The report revealed the purchased ads were then sued to amplify divisive messages and polarize the US citizens when it came to critical issues such as control, abortion, and LGBTQ rights.
Guardian listed out the steps on how the social media data of countless voters was used to segment them into groups and then target them with highly personalized advertisements. In short, the users were first paid $2-5 to take a detailed personality/ political test via their Facebook accounts. Data such as likes and personal information of the test taker as well as their friend’s lists were harvested. Following this, psychological patterns were figured out and finally, the data was combined with the voting records to show personalized ads to millions over the internet.
How Sharing Data Can Be Problematic For Indians
Sharing data in any scenario is problematic. Even in the context of India, we can already see how Aarogya Setu is being used with malicious intent. Phishing attacks under the name of Aarogya Setu have seen a rise ever since the application was launched.
Online hackers are impersonating HR Departments or CEOs, and combining them with messages such as ‘your neighbour is affected', 'see who all are affected', 'someone who came in contact with you tested positive', 'recommendations to self-isolate', 'guidelines to use Aarogya Setu'
Following this, fake links and domains under the application’s name are used to get user’s to donate to fake relief packages, testing kits and vaccine studies.
Not only this, but the pandemic has also already shown us how making data public and sharing it with people who don’t know how to use it correctly can pose problems for Indians at the societal level, threatening their safety and security.
We had earlier covered how governments making public the data about coronavirus patients was leading to many innocent people facing ostracization, discrimination and social boycotting.
Another report revealed how Aarogya Setu’s data was exposed to YouTube. It was believed that the app exposed location data, including longitude and latitude, of a user in certain usage conditions.
As technology advances, the value of data will continue to increase. More and more companies will find different ways to use our data for their benefit, which may not always be good for us. While thinking that just one data point wouldn’t be valuable to a company looking to collect data, when it gets combined with millions of others, its value manifolds massively.

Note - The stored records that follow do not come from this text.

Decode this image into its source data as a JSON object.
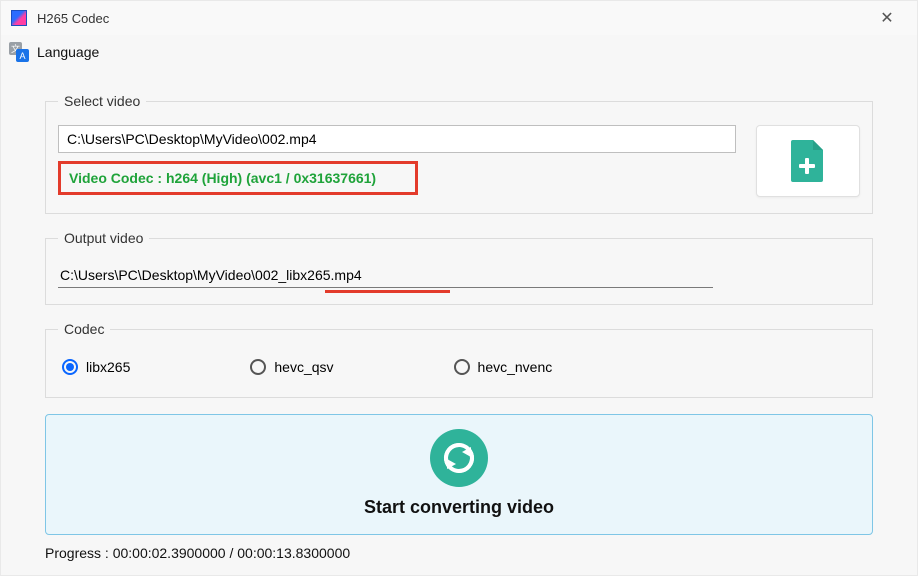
{
  "window": {
    "title": "H265 Codec"
  },
  "menubar": {
    "language": "Language"
  },
  "select_video": {
    "legend": "Select video",
    "path": "C:\\Users\\PC\\Desktop\\MyVideo\\002.mp4",
    "codec_info": "Video Codec : h264 (High) (avc1 / 0x31637661)"
  },
  "output_video": {
    "legend": "Output video",
    "path": "C:\\Users\\PC\\Desktop\\MyVideo\\002_libx265.mp4"
  },
  "codec": {
    "legend": "Codec",
    "options": {
      "opt0": "libx265",
      "opt1": "hevc_qsv",
      "opt2": "hevc_nvenc"
    },
    "selected_index": 0
  },
  "convert": {
    "label": "Start converting video"
  },
  "progress": {
    "text": "Progress : 00:00:02.3900000 / 00:00:13.8300000"
  },
  "colors": {
    "accent_green_btn": "#2fb39a",
    "accent_blue": "#0a66ff",
    "highlight_red": "#e33b2b",
    "codec_text_green": "#1fa33a",
    "convert_bg": "#eaf6fb",
    "convert_border": "#7fc6e6"
  }
}
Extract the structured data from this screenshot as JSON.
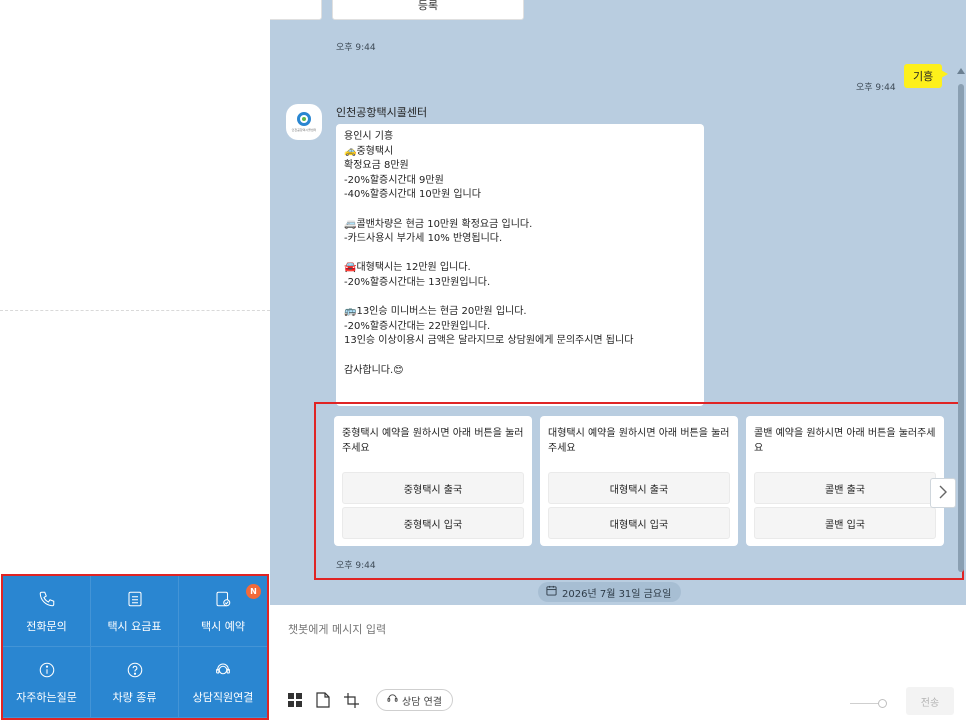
{
  "quick_menu": {
    "items": [
      {
        "icon": "phone-icon",
        "label": "전화문의"
      },
      {
        "icon": "fare-table-icon",
        "label": "택시 요금표"
      },
      {
        "icon": "reservation-icon",
        "label": "택시 예약"
      },
      {
        "icon": "info-icon",
        "label": "자주하는질문"
      },
      {
        "icon": "question-icon",
        "label": "차량 종류"
      },
      {
        "icon": "agent-icon",
        "label": "상담직원연결"
      }
    ],
    "badge": "N"
  },
  "chat": {
    "top_card_label": "등록",
    "top_time": "오후 9:44",
    "user_message": "기흥",
    "user_time": "오후 9:44",
    "sender": "인천공항택시콜센터",
    "avatar_text": "인천공항택시콜센터",
    "bot_message": "용인시 기흥\n🚕중형택시\n확정요금 8만원\n-20%할증시간대 9만원\n-40%할증시간대 10만원 입니다\n\n🚐콜밴차량은 현금 10만원 확정요금 입니다.\n-카드사용시 부가세 10% 반영됩니다.\n\n🚘대형택시는 12만원 입니다.\n-20%할증시간대는 13만원입니다.\n\n🚌13인승 미니버스는 현금 20만원 입니다.\n-20%할증시간대는 22만원입니다.\n13인승 이상이용시 금액은 달라지므로 상담원에게 문의주시면 됩니다\n\n감사합니다.😊",
    "cards": [
      {
        "desc": "중형택시 예약을 원하시면 아래 버튼을 눌러주세요",
        "buttons": [
          "중형택시 출국",
          "중형택시 입국"
        ]
      },
      {
        "desc": "대형택시 예약을 원하시면 아래 버튼을 눌러주세요",
        "buttons": [
          "대형택시 출국",
          "대형택시 입국"
        ]
      },
      {
        "desc": "콜밴 예약을 원하시면 아래 버튼을 눌러주세요",
        "buttons": [
          "콜밴 출국",
          "콜밴 입국"
        ]
      }
    ],
    "cards_time": "오후 9:44",
    "date_label": "2026년 7월 31일 금요일"
  },
  "input": {
    "placeholder": "챗봇에게 메시지 입력",
    "connect_label": "상담 연결",
    "send_label": "전송"
  },
  "colors": {
    "chat_bg": "#b9cde0",
    "quick_menu_bg": "#2a86d1",
    "user_bubble": "#fef01b",
    "highlight_outline": "#e02424"
  }
}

There it is important for us as consumers to make sure we change the way we handle our data, and only share it in instances absolutely necessary. It is the only way to ensure data privacy and security of our personal information,